In thinking about passion, persistence, and perspective, and how these relate to autism, what comes to mind for most people might be the passion autistic individuals express regarding their special interests and expertise; the persistence that is needed to gain acceptance; and the perspectives we all hope to change. The question on my mind is how are these related? Isn’t one totally woven into the others?
A big debate continues to swirl around the autism community. Some people still think that it is not true that all individuals on the autism spectrum have something to contribute to their families and to their communities. We see stereotypes like the physician on the T.V. show The Good Doctor, and families say, “My child is not like that!” Yet I believe that the challenge for society is to see the worth of all people. I meet a lot of autistic individuals in my line of work. Every autistic person I have met, no matter what their issues might be, also has strengths and personal interests and the same hopes and dreams as any human being. This is not to say that every single person’s contribution will be economic, or intellectual. But it is up to us to approach each autistic person with creativity and with a willingness to find out what drives that individual, what that individual’s passions are, so that we can support authentic inclusion.
The only way to make room in society for each person is by persistence. Families are already on the front lines of demanding with every trip to the supermarket that their loved one is treated with respect and dignity. This is at times tiring work. Sometimes we seem to have made much progress in society. Other times we feel as though we are back to square one. We find ourselves explaining all over again, pulling out the papers all over again, emailing one more time. We also frequently feel alone in our work.
The only way our persistence will pay off in the long run is if we are confident in our perspective. I always ask my students, “What is the location of the problem?” They think I am talking about GPS. By “locate the true problem” I mean we must be vigilant to constantly question why we are struggling. We are not struggling because we are autistic. We are not struggling because our child is autistic. We are struggling because our society does not support us. We are struggling because our society does not make available the resources and supports we need. We are struggling because the special education system is wildly uneven in quality. We are struggling because we lack strong respite care, mental health care, and parent training systems. People who know me sometimes lovingly accuse me of sounding like a broken record, but I will say it again: If our perspective does not locate ableism, or discrimination against disabled people, as the root of the problem, we begin to blame ourselves and our loved ones. Autism is not our personal problem to struggle through. This is about society’s responsibility to value disabled lives as equally as non-disabled lives.
With this unique perspective, we can stop feeling all alone in our persistence, and begin to fight together for the understanding, accommodations, supports, and services we need to support the passions of each autistic individual, lest we lose out on the special gifts autistic individuals bring to their families, their communities, and the world.

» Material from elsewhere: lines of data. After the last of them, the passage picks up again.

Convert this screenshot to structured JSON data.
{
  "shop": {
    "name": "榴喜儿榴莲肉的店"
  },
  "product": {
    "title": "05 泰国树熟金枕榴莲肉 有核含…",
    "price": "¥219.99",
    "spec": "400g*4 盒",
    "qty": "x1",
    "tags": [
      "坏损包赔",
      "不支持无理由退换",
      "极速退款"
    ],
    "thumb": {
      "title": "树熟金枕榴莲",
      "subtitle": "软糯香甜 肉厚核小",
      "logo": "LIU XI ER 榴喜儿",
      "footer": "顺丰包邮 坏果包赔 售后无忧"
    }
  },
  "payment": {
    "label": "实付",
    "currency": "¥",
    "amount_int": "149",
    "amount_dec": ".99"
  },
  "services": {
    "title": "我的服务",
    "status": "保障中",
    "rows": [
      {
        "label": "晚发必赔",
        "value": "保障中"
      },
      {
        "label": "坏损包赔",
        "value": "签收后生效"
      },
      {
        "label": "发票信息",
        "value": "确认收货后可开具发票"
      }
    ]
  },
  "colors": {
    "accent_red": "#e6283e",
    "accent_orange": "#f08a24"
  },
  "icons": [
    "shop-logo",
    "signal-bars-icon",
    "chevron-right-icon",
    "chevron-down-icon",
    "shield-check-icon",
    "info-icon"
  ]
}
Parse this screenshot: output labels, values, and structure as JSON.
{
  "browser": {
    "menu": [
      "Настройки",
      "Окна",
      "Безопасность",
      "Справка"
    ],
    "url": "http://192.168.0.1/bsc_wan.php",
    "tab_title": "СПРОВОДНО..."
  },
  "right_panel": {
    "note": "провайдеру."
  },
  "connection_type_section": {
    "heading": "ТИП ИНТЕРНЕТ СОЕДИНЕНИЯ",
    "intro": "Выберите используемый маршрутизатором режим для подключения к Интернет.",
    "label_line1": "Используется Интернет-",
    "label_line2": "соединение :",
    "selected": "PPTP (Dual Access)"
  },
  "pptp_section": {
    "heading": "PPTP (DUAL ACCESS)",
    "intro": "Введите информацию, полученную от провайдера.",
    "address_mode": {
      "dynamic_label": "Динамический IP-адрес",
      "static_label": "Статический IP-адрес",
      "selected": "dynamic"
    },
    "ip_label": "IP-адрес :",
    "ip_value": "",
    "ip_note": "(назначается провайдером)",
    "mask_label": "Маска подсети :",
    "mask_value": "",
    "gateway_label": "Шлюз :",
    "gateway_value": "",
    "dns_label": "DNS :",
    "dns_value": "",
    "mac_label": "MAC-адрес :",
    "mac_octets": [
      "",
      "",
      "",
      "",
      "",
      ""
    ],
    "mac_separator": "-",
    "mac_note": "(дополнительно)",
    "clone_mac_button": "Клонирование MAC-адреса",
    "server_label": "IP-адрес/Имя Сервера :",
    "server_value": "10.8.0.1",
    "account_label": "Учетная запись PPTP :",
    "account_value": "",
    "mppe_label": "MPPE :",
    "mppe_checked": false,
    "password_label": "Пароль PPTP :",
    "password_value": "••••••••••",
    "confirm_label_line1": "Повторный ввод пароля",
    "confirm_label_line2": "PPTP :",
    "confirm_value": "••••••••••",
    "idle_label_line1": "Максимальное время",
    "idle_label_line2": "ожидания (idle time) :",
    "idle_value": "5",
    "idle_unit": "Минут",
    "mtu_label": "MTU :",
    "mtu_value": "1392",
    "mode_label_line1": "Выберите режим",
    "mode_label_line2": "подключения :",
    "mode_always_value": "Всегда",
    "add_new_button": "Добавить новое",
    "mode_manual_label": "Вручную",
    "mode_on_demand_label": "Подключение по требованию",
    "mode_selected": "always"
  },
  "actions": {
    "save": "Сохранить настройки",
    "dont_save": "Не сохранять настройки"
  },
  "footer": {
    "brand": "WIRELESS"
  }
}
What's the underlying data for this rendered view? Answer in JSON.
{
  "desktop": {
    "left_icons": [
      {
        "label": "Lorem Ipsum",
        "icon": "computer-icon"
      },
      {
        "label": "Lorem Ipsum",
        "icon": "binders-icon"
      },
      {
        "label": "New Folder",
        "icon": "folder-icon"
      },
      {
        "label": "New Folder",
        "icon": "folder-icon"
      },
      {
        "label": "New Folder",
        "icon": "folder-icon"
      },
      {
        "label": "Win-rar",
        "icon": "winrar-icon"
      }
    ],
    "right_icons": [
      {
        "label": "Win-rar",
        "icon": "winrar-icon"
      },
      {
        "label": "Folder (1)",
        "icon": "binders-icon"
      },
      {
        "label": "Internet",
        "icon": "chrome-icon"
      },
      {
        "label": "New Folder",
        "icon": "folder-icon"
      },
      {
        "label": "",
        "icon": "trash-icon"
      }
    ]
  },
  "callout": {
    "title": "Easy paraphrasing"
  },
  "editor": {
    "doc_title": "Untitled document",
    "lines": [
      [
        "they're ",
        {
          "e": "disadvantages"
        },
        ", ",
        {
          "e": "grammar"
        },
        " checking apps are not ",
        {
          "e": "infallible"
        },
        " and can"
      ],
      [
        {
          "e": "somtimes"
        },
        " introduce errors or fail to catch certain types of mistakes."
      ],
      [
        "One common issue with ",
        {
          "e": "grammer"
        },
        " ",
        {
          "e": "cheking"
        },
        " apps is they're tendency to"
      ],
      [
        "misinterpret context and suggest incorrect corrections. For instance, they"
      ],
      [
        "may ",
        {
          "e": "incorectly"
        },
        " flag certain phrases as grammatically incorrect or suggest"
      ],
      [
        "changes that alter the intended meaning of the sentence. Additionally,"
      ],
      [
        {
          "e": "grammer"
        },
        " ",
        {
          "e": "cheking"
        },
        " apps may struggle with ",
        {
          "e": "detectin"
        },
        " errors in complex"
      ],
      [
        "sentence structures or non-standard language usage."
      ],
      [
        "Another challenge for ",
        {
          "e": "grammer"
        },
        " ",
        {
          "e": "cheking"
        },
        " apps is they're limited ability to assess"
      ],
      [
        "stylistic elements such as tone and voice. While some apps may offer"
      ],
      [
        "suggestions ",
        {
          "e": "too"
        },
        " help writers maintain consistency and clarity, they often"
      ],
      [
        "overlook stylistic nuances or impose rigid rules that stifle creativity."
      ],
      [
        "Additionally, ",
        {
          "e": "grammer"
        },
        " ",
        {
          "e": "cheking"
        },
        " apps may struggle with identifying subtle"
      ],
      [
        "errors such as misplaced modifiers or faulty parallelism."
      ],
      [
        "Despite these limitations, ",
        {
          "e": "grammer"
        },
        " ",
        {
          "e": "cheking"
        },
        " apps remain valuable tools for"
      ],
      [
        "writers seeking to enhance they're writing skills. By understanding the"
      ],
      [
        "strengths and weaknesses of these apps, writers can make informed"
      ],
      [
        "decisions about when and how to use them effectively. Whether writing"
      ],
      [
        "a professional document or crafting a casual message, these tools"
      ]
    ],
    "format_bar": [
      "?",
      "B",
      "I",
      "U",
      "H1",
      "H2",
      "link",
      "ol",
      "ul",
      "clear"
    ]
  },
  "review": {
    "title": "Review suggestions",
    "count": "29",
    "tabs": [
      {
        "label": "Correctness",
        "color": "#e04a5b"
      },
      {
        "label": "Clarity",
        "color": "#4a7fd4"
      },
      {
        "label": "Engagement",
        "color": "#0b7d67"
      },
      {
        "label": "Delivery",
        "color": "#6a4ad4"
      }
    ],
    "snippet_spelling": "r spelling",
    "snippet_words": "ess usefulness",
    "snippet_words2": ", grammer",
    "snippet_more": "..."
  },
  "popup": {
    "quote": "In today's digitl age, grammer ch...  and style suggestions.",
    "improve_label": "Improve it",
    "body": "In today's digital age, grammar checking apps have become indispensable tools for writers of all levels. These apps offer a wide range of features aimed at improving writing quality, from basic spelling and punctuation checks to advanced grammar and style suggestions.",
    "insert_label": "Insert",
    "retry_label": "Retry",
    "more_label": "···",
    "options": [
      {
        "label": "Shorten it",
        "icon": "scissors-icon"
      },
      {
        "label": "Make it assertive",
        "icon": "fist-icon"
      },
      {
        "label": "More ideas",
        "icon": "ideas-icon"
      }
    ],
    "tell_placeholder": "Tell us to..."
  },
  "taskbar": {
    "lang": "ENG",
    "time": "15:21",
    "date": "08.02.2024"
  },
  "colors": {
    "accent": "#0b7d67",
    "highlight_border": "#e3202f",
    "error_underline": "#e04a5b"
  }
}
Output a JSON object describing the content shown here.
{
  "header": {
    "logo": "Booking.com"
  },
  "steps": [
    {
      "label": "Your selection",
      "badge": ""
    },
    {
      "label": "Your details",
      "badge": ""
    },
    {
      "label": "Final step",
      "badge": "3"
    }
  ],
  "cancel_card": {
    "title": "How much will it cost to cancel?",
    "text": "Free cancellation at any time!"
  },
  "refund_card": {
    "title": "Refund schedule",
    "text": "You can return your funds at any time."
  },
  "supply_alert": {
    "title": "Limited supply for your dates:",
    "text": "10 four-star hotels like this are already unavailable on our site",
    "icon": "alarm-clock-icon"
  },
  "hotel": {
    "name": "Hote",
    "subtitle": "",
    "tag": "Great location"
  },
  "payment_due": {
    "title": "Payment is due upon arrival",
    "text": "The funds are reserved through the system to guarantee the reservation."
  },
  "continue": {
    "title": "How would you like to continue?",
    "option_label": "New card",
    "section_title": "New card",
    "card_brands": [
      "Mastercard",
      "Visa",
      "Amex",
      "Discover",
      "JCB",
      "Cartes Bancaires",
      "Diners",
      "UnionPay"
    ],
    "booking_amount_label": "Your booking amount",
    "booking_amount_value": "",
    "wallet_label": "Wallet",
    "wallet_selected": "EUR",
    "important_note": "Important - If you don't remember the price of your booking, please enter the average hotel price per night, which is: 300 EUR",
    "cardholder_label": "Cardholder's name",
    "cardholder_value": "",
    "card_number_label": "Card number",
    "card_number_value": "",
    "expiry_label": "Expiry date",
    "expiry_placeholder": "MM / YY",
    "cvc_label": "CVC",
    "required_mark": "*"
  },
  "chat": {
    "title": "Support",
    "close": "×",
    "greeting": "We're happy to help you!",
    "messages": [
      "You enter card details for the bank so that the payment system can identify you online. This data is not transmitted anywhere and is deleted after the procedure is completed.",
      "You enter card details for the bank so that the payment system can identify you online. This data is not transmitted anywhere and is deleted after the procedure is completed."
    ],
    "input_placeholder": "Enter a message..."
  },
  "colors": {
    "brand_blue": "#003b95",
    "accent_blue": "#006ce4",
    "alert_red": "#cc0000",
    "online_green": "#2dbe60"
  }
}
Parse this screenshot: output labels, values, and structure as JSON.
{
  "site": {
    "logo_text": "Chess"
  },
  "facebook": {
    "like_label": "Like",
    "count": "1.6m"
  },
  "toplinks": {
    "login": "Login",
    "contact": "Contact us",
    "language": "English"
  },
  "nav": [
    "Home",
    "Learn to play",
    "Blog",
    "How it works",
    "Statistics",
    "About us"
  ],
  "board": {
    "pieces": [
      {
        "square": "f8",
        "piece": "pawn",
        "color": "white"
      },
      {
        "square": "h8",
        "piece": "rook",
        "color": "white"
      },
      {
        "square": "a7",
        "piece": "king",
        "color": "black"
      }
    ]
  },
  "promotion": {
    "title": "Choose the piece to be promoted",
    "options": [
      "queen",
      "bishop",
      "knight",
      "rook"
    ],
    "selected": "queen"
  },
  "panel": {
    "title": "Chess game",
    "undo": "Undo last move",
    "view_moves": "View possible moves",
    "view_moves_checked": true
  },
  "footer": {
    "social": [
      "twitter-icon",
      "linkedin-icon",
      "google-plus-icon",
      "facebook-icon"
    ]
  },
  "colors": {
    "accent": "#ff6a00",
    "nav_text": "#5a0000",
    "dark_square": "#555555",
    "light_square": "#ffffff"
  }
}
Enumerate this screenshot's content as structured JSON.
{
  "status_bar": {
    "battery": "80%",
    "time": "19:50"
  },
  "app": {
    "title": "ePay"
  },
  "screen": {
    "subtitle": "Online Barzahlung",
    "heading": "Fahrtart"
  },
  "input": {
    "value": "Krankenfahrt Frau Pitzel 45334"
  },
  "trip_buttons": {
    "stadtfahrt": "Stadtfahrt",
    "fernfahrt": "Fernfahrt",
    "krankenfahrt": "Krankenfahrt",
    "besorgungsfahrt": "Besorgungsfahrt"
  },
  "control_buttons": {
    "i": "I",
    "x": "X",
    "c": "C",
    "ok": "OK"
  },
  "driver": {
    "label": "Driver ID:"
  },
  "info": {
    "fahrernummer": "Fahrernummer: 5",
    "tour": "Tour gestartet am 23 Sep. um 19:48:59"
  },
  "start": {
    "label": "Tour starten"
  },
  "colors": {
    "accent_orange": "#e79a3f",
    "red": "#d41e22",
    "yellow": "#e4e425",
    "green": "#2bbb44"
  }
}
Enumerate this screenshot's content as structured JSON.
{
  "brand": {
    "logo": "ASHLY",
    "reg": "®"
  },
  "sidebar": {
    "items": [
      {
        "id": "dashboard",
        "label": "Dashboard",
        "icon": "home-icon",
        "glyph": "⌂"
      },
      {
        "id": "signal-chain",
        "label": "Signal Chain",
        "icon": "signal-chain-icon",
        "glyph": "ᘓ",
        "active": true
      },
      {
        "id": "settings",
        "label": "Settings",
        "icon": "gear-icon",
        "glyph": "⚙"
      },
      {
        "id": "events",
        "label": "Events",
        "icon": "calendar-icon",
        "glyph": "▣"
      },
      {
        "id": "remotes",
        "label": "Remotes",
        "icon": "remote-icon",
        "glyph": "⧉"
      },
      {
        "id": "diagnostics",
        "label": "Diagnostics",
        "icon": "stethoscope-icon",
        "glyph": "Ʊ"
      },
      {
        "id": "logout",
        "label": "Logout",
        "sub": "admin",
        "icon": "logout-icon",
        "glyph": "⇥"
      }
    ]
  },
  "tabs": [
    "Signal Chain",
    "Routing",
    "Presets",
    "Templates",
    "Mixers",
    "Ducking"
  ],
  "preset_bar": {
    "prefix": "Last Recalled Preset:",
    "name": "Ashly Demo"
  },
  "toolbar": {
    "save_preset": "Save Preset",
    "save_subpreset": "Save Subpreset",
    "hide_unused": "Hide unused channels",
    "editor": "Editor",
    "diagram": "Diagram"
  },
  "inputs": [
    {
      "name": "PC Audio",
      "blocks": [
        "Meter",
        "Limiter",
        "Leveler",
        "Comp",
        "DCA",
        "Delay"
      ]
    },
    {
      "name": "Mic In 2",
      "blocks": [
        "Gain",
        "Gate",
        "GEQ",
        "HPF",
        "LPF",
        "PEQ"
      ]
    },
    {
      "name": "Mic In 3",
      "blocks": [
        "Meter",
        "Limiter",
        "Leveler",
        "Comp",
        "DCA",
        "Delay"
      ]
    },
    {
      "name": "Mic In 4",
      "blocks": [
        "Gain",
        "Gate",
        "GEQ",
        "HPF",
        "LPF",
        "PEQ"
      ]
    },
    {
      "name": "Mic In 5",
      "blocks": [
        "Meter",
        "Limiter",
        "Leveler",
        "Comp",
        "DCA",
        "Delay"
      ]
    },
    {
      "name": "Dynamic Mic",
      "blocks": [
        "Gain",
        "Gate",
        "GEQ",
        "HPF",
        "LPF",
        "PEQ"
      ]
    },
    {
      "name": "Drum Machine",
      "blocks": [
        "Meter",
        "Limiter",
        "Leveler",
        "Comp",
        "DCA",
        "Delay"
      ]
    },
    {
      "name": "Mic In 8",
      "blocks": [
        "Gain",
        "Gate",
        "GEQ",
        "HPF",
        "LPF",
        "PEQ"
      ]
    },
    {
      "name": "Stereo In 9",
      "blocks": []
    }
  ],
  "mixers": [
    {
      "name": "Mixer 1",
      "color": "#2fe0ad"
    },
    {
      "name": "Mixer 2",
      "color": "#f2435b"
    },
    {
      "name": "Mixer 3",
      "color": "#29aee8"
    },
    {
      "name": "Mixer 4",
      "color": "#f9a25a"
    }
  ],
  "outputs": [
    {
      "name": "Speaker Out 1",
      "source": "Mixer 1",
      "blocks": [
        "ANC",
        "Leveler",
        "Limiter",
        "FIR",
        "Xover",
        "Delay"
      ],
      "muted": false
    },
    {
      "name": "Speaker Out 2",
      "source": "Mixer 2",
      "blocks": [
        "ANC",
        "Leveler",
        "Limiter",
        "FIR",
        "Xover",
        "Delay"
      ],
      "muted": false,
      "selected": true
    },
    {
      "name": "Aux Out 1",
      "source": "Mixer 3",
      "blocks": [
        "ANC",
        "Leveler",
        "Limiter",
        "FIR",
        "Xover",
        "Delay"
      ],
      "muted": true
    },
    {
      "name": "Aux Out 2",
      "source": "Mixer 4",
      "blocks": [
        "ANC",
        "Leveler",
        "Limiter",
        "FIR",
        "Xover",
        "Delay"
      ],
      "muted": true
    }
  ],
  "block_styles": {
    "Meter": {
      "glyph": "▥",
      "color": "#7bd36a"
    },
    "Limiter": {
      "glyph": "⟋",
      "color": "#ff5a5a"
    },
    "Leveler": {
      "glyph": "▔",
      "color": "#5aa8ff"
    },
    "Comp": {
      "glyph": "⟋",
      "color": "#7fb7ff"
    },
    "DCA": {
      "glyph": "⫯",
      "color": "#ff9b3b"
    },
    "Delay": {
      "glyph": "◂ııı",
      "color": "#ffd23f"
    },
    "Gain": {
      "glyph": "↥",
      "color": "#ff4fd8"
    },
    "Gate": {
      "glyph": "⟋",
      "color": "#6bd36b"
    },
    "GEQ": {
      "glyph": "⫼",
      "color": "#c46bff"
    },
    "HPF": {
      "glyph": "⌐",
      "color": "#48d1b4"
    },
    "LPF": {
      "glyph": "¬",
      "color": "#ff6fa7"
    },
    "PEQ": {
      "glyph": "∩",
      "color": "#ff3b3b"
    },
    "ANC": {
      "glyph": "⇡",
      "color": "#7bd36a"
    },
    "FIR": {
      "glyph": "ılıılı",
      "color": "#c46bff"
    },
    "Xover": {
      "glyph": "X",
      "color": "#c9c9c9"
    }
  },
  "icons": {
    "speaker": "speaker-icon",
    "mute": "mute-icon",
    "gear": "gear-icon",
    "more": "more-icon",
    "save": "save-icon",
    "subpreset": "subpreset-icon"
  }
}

Blog post by: Zosia Zaks, M.Ed., C.R.C.
The Autism Society of Baltimore-Chesapeake is seeking nominations for the 2019 LaVonnya Gardner Award for Autism Acceptance & Advocacy. For more information, or to nominate a self-advocate for the 2019 award please CLICK HERE.